reconsidered The originsof operaand the spiritof tragedy 269ancienttheatre,runs through some of the very writingsin which they piece togetherthe fragmentaryevidence of the past.
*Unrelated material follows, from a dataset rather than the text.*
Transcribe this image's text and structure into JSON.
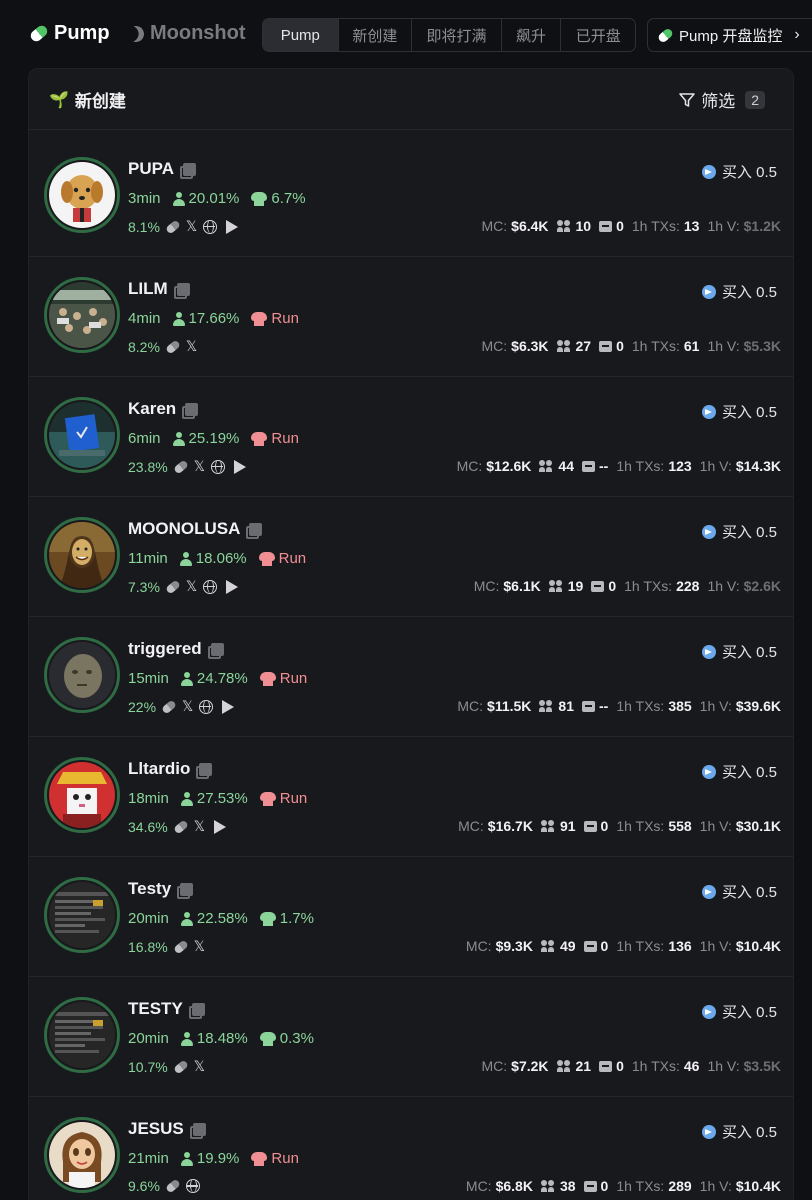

Indeed, it could be argued that it was theirvery consciousness of belatedness that reinforced their taste for Euripides and forthe decadent performers of Alexandria and Rome - who were themselvesconfronted with the task of renewing a revered,yet increasinglyalien, literaryanddramatictradition.But when scholarsdismiss the claims of earlyopera or tragidie enmusique being true tragedy,they obscure both how open and contested were the togeneric boundariesof tragedyin the sixteenth and seventeenth centuries and howavidly Baroque opera fed on a particularstyle of tragic dramaturgy. is time we Itrecognised that in imaginatively responding to Euripidessmusicaldramaturgy, earlyopera helped to disentanglehis tragic style from Senecas sententious revision of it,and, by so doing, to secure his position as the premier model of classicaltragedy,spoken or sung, by the time the abbe dAubignac announced our Poets haverecovered the Way to Parnassus, upon the Footsteps of Euripides.76 its musical Withrepresentationof the passions, its episodic plotting, its choral interludes and itsfelicitous catastrophes,Baroque opera is a strong and coherent readingof a set ofEuripideantragediesthat were highly prized in Hellenistic Greece but that fell fromgracein the nineteenth century.Although the prevailingtheories about the meaningof tragiccatharsisand the sources of tragicpleasurechanged severaltimes between1550 and 1800, only the rise of German idealism in the late eighteenth andnineteenth centuries displaced the passions from their central place in the criticalanalysisof tragedy,thus deprivingEuripidesof his distinction as the most tragicofthe poets and transforminga revivalof ancient tragedyinto the birth of melodrama.76 DAubignac, La Pratique thitre,I, 12. du